- _Task item_: Scan the records below for the string "JSON" and return every line where it appears.

- _Data to process_:
****

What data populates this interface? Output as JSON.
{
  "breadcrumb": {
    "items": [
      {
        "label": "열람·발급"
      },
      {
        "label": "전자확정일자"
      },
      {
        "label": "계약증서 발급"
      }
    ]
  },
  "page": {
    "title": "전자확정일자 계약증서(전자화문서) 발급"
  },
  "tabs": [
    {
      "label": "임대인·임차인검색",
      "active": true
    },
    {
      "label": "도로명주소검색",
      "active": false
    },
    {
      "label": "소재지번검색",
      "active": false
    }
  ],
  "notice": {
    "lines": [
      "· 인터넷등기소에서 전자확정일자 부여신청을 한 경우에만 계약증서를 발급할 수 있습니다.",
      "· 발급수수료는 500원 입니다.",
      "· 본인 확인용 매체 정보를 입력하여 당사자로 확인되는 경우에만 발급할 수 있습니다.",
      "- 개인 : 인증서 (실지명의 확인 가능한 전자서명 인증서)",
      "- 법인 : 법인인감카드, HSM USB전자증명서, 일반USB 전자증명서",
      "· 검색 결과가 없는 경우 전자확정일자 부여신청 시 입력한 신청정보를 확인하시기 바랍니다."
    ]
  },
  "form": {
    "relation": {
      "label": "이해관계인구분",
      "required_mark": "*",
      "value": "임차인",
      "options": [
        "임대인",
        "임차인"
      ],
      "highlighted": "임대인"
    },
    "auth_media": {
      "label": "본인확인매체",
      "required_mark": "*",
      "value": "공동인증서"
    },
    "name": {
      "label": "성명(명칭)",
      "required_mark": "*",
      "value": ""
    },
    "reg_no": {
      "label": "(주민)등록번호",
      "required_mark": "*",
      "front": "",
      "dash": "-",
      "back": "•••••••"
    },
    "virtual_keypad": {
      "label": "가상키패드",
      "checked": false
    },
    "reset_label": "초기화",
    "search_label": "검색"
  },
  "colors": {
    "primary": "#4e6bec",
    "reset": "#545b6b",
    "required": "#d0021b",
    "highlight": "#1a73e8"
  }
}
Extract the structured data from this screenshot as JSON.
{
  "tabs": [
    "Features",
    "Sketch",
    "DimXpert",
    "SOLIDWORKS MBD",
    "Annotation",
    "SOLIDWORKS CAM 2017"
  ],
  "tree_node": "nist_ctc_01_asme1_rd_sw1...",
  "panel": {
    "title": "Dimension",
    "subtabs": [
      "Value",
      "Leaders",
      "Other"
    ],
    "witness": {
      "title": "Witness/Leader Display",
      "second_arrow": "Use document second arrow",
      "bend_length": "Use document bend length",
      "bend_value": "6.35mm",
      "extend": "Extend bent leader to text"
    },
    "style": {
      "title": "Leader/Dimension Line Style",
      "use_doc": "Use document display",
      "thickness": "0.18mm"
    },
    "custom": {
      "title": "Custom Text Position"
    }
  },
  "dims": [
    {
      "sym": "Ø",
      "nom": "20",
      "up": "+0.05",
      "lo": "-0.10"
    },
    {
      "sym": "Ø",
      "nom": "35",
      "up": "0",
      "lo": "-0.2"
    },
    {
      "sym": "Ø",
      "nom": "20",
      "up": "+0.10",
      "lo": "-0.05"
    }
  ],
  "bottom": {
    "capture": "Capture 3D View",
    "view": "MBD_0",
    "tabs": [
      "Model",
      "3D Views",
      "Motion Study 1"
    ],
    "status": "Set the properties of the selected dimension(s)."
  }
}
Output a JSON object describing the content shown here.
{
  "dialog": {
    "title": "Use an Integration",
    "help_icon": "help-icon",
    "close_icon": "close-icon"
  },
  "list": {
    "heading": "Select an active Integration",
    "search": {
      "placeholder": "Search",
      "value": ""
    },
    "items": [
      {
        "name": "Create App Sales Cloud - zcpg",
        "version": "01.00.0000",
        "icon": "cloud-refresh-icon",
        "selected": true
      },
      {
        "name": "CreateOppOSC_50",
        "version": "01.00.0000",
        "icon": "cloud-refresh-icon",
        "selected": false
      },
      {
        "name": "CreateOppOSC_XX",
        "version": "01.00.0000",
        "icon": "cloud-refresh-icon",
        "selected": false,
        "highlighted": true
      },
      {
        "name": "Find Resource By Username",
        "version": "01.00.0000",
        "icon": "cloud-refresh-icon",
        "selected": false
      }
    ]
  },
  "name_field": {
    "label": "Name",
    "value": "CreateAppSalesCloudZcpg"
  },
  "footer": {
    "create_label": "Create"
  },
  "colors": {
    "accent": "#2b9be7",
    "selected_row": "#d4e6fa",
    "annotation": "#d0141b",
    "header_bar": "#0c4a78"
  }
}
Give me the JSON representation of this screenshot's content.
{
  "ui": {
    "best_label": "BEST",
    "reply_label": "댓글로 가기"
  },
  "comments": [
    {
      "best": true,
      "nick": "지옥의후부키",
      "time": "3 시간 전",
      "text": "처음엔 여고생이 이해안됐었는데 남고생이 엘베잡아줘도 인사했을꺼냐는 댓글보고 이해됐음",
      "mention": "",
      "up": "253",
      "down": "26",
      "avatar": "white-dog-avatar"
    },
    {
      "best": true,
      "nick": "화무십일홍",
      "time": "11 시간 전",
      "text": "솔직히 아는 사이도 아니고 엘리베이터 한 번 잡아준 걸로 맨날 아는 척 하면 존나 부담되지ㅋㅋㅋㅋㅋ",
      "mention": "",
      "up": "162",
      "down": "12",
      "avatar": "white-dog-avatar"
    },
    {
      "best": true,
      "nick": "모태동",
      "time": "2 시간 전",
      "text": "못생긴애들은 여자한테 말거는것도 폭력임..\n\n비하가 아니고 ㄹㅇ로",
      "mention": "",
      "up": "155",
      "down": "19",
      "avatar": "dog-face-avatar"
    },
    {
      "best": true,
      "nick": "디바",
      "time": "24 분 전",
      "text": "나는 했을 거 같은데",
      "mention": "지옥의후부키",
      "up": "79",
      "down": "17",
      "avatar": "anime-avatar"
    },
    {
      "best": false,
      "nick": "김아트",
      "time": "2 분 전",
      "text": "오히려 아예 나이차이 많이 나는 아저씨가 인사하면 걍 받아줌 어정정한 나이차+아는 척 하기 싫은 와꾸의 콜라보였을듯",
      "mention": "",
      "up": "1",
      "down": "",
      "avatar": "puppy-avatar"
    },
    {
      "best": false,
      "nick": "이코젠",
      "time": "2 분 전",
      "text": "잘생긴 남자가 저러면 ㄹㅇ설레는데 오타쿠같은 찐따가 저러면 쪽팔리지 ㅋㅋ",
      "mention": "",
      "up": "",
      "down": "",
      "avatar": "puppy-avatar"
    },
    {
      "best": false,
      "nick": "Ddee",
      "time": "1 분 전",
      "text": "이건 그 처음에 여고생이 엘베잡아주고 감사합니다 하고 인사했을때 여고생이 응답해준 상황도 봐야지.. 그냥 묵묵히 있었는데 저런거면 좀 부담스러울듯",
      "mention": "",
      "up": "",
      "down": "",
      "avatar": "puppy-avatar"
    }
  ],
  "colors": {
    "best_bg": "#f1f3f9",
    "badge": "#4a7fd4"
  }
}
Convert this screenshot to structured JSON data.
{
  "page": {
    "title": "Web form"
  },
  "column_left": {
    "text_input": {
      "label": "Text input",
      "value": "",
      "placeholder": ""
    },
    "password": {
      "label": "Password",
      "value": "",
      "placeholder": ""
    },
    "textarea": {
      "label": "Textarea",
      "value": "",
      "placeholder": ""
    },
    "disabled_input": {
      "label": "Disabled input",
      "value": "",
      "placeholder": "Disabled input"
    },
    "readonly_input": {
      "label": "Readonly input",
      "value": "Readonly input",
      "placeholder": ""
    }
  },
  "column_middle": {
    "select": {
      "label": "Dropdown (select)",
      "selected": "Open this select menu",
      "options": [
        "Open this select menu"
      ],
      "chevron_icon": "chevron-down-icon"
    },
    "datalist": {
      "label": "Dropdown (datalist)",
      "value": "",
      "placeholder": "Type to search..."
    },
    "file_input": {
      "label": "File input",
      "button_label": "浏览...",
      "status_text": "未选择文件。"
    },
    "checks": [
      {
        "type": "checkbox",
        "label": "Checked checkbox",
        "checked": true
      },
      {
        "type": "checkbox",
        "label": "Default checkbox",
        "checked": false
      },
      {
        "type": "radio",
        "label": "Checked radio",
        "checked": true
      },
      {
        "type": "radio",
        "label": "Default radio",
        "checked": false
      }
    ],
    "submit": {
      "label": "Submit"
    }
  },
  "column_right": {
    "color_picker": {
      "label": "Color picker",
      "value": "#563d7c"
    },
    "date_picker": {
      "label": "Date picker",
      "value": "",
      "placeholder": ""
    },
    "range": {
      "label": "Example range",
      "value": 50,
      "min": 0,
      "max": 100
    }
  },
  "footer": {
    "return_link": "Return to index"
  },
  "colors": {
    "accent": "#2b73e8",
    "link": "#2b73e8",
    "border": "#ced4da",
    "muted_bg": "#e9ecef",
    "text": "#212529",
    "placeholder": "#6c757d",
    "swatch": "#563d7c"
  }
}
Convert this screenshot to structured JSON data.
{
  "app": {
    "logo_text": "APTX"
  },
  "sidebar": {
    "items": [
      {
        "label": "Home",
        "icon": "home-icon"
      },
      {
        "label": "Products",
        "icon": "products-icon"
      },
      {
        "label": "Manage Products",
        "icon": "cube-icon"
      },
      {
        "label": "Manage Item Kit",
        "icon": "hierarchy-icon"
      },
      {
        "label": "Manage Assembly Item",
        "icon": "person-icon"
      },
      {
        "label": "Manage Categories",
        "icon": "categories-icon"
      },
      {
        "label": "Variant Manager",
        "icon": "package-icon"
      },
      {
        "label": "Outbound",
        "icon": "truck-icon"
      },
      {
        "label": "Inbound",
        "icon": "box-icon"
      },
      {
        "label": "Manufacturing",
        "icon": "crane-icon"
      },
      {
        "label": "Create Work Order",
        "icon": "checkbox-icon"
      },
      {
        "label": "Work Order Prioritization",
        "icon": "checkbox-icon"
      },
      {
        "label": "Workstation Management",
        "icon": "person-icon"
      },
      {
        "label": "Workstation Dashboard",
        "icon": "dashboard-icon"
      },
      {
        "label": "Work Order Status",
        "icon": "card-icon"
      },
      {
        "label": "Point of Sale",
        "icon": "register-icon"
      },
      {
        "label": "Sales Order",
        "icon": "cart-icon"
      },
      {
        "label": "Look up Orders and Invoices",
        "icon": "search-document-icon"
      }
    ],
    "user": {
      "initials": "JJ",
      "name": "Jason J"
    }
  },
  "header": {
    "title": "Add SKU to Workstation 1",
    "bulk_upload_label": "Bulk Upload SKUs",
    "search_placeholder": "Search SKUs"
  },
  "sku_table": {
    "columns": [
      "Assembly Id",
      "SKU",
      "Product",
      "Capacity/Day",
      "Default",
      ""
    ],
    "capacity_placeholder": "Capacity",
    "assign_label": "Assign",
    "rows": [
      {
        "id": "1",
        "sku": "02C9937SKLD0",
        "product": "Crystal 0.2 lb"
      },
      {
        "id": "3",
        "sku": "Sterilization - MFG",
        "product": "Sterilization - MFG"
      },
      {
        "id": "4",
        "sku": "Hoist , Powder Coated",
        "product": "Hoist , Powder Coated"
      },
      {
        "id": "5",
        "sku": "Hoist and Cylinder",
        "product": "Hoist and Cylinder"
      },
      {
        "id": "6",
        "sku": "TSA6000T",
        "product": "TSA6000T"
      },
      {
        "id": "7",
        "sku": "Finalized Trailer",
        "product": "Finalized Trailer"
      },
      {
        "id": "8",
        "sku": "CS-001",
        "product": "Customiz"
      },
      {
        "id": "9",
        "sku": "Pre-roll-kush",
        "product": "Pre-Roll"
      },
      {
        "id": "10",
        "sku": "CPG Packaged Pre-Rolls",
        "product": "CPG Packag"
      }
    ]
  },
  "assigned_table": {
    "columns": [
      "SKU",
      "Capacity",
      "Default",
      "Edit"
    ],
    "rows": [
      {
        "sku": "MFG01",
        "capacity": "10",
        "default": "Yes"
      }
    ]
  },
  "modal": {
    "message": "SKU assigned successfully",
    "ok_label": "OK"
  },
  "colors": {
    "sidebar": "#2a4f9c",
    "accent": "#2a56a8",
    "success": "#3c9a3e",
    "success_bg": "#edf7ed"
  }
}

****

- _Problem solution_:
What data populates this interface? Output as JSON.
Extract the structured data from this screenshot as JSON.
Output a JSON object describing the content shown here.
Give me the JSON representation of this screenshot's content.
Convert this screenshot to structured JSON data.
Convert this screenshot to structured JSON data.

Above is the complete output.